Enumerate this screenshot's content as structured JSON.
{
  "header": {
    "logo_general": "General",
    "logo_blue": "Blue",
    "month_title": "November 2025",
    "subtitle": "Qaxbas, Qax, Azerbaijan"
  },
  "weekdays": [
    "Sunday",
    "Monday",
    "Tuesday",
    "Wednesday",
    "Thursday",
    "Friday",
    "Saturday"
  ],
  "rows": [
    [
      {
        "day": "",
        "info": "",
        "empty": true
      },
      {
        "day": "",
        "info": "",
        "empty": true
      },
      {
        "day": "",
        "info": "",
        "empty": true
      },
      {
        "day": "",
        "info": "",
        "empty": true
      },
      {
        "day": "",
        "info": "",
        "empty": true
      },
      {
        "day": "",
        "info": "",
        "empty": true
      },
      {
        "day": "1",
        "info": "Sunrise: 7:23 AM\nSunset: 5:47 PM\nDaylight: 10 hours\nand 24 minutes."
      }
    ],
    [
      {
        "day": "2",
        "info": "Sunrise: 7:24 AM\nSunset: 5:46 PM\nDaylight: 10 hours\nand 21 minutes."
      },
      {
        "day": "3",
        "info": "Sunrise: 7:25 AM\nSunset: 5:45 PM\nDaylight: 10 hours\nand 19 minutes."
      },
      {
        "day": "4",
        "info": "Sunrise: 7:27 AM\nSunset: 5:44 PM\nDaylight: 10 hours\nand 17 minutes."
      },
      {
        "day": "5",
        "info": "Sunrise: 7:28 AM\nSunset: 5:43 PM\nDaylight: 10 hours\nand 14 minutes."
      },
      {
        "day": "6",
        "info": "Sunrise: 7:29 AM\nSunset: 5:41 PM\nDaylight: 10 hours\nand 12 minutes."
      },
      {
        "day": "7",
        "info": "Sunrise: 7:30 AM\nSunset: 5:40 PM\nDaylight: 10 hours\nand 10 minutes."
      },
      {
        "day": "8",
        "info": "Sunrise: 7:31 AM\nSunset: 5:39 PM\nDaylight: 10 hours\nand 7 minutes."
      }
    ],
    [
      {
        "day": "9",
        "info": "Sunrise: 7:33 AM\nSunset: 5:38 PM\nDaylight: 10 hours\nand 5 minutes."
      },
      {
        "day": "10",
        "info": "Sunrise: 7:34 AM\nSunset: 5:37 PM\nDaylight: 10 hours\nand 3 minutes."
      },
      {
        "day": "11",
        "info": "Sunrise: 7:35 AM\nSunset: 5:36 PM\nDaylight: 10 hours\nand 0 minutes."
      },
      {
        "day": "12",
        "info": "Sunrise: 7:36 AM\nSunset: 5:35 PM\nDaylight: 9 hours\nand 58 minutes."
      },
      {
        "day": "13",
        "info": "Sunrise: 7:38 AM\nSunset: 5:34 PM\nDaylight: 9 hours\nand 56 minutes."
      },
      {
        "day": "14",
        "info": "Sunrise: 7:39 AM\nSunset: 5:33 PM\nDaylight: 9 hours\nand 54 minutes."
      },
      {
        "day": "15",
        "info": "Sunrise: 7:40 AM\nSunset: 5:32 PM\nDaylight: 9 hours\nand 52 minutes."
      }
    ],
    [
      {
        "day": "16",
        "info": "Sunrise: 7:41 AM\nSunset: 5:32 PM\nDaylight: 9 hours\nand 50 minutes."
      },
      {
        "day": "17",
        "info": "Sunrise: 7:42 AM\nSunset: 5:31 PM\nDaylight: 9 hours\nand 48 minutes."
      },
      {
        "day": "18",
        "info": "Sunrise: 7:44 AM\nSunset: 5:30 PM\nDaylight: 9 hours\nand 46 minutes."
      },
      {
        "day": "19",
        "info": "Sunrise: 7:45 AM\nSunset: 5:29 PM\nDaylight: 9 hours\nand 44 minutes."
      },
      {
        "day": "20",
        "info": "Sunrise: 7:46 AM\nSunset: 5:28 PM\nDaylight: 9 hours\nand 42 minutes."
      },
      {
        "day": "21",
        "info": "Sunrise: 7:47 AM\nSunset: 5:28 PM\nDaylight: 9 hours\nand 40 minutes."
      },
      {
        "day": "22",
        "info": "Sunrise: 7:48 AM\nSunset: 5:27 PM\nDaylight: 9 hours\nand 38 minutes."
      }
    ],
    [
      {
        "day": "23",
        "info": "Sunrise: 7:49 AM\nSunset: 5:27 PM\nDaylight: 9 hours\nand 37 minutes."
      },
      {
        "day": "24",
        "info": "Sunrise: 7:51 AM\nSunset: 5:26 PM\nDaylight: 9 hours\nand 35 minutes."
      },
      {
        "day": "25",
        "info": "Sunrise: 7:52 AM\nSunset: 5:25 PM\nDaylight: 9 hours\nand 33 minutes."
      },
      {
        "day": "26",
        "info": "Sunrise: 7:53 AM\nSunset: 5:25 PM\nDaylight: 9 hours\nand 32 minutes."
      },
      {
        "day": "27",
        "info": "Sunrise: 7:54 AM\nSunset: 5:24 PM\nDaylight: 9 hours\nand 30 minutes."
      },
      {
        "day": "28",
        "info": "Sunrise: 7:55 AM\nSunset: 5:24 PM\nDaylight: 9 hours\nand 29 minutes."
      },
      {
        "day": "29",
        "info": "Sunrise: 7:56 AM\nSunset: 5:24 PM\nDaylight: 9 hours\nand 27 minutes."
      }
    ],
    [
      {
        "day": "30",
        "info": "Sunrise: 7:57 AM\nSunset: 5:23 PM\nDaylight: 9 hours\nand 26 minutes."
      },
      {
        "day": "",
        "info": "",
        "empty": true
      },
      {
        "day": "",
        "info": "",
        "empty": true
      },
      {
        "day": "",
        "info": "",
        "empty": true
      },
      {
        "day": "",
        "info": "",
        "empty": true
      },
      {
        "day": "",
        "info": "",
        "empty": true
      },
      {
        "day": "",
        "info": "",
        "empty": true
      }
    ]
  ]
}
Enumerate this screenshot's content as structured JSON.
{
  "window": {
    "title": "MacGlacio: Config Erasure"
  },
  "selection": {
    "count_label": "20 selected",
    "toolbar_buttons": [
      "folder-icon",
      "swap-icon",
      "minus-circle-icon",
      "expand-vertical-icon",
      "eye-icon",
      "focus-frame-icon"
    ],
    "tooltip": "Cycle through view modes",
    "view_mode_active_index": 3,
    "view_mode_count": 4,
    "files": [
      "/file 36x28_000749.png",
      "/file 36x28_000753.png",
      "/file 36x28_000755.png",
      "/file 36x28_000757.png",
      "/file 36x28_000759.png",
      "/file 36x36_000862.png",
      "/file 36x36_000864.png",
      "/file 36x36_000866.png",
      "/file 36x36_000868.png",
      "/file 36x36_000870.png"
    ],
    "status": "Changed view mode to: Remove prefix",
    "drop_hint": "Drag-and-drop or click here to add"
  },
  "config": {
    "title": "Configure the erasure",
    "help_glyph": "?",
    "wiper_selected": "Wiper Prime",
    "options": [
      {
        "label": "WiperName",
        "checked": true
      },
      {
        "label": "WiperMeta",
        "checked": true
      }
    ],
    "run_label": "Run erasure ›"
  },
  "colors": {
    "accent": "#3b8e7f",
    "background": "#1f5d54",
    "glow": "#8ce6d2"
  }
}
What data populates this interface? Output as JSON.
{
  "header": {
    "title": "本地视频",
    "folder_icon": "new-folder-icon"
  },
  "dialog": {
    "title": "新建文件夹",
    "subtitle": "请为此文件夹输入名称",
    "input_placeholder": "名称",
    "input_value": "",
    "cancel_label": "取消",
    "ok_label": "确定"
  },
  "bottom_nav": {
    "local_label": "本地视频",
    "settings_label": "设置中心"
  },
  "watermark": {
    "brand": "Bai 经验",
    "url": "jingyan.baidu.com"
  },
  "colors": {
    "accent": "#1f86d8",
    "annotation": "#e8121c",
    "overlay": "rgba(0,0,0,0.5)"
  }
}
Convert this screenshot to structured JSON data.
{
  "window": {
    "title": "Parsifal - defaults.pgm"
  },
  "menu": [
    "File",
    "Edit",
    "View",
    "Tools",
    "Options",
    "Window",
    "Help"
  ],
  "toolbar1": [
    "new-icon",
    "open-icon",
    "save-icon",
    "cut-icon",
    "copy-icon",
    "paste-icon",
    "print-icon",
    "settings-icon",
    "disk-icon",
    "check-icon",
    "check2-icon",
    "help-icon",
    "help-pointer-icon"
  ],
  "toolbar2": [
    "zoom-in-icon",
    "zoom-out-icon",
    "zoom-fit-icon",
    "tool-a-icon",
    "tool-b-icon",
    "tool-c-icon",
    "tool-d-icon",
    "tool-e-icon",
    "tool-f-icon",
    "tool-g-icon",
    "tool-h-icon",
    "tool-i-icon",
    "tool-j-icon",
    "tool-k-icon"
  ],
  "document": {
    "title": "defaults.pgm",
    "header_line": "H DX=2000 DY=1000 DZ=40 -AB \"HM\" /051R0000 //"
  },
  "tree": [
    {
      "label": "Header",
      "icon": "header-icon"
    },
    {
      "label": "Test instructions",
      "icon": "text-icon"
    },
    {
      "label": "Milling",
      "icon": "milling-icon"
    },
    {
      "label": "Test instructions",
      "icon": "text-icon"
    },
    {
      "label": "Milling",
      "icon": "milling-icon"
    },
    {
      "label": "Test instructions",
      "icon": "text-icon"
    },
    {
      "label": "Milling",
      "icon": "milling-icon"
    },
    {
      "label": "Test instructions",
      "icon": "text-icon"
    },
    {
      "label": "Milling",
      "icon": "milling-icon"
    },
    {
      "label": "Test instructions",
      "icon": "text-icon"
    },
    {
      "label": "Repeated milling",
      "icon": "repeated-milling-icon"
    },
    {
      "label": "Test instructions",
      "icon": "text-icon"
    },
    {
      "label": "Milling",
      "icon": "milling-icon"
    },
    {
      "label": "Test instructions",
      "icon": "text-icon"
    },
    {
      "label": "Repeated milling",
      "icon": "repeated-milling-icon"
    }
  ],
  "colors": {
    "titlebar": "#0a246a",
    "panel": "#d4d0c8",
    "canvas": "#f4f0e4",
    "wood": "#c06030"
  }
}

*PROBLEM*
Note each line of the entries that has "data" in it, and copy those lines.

*RESULT OF THE TASK*
What data populates this interface? Output as JSON.
Convert this screenshot to structured JSON data.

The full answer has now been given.